Statistics, in context, help tell stories
Statistics are important parts of telling stories, and they are what every journalist should understand to accomplish the important goal of painting a clear picture for the reader.
That is why they need to be communicated with a qualifier, so that they aren’t taken out of context.
The police are an important example of where statistics fluctuate a lot, which makes it even more important to put the stats into context. The information also needs to be taken with a grain of salt when reading.
Police statistics are an important aspect in shedding light on whether there is a problem in a community. They can also provide a view of when and where the problem most likely occurs.

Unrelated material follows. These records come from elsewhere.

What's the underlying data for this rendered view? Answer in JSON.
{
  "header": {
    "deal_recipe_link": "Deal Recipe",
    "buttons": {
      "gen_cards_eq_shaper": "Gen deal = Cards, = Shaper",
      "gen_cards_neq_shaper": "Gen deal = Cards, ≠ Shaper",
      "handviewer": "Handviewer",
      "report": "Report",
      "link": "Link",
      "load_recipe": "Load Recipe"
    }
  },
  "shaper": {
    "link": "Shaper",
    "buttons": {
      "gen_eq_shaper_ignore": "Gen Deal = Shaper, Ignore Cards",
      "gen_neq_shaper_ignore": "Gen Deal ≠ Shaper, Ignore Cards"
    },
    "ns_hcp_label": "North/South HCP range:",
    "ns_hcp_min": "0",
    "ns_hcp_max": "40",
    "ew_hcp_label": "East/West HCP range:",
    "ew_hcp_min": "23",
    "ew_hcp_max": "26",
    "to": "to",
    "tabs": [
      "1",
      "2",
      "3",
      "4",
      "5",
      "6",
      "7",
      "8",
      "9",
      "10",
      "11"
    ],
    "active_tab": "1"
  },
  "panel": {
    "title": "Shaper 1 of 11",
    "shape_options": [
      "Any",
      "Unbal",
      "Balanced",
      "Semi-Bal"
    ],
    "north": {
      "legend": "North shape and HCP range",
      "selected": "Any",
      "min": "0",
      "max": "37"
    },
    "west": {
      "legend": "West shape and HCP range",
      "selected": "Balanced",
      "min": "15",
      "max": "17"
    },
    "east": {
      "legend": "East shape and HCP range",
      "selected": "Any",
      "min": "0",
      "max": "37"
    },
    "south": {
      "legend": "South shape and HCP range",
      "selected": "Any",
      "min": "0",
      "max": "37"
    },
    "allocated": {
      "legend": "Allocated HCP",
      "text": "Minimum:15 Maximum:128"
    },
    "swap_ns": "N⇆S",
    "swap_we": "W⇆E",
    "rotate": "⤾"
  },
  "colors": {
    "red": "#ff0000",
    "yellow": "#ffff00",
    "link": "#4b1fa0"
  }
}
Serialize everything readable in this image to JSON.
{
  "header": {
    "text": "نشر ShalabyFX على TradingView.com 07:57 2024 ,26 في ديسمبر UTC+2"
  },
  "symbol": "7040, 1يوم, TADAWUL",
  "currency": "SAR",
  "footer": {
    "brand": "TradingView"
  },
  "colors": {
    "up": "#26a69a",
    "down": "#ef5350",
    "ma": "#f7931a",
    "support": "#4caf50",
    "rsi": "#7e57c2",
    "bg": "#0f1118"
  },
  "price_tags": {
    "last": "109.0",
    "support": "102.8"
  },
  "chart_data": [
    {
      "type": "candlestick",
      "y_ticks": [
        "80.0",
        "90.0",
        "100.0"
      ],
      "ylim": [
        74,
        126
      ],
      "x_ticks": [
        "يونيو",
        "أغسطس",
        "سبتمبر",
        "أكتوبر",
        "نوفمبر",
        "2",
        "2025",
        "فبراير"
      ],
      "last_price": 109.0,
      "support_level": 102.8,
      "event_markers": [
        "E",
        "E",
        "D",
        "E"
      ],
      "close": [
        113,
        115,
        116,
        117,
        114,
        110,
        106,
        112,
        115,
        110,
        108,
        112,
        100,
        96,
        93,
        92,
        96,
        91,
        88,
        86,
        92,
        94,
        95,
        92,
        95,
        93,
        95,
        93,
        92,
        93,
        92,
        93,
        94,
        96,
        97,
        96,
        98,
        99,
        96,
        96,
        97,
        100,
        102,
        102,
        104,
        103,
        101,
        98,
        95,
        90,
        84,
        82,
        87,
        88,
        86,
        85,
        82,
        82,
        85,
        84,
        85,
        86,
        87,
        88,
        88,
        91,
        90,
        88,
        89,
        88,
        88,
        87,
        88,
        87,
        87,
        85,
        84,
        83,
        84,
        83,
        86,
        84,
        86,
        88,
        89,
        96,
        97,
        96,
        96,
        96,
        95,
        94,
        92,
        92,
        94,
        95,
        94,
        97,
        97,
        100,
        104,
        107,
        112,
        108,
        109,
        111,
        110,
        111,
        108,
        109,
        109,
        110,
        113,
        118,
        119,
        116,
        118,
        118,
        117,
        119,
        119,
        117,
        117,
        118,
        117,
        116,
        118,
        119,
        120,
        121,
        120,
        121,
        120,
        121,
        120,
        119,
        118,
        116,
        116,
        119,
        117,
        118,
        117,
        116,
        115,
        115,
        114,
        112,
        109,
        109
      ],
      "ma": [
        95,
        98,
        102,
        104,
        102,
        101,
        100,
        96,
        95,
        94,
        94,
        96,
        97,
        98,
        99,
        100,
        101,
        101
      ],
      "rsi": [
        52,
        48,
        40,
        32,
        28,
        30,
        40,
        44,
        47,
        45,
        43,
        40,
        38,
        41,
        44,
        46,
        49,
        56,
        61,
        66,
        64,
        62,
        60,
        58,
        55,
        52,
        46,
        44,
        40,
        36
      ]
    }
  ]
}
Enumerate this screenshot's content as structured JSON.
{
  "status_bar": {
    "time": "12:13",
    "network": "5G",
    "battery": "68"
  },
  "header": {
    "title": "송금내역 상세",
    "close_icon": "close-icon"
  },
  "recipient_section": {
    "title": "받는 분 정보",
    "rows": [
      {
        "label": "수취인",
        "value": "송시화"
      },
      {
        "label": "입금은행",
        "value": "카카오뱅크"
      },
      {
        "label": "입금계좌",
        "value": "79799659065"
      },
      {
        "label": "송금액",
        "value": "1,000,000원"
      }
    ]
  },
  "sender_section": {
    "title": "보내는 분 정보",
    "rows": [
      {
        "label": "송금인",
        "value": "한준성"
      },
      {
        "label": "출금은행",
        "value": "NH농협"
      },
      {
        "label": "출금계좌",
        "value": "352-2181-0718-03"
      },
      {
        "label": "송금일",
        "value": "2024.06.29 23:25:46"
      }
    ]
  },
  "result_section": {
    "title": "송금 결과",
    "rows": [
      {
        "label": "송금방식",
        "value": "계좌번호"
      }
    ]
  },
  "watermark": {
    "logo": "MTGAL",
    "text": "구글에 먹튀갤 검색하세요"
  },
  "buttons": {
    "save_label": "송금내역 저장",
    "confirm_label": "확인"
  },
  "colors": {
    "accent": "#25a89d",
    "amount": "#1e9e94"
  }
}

But some snapshots can be misleading.
For example, in the months leading up to a vehicle safety blitz in Merritt, the number of vehicle break-ins had substantially increased. In reading these numbers, it should be understood that an increase of 250 per cent could only be an increase of a couple break-ins.
A clearer picture is painted when taking the entire year’s number of break-ins into consideration.
Some members of the media use shocking stats to draw the readers’ attentions, rather than communicate the clearest picture. Other times, the issue is the number of stats available for use are limited in scope, and should be qualified as much as possible.
Readers and journalists should also note that statistics could be manipulated to make a point stronger.
Mark Twain said, “There are three kinds of lies: lies, damn lies, and statistics.”
While stats can be used to say just about anything, they can also be extremely truthful.
A simple stat, when used effectively, can build more understanding than a 500-word article.
Rebecca Goldin, math professor at George Mason University said, “I would argue that statistics can tell us lots of useful things when used appropriately, and that the more the media does this for us, the more educated we can be as news consumers, and the better we will be at truly evaluating risk for ourselves and others.”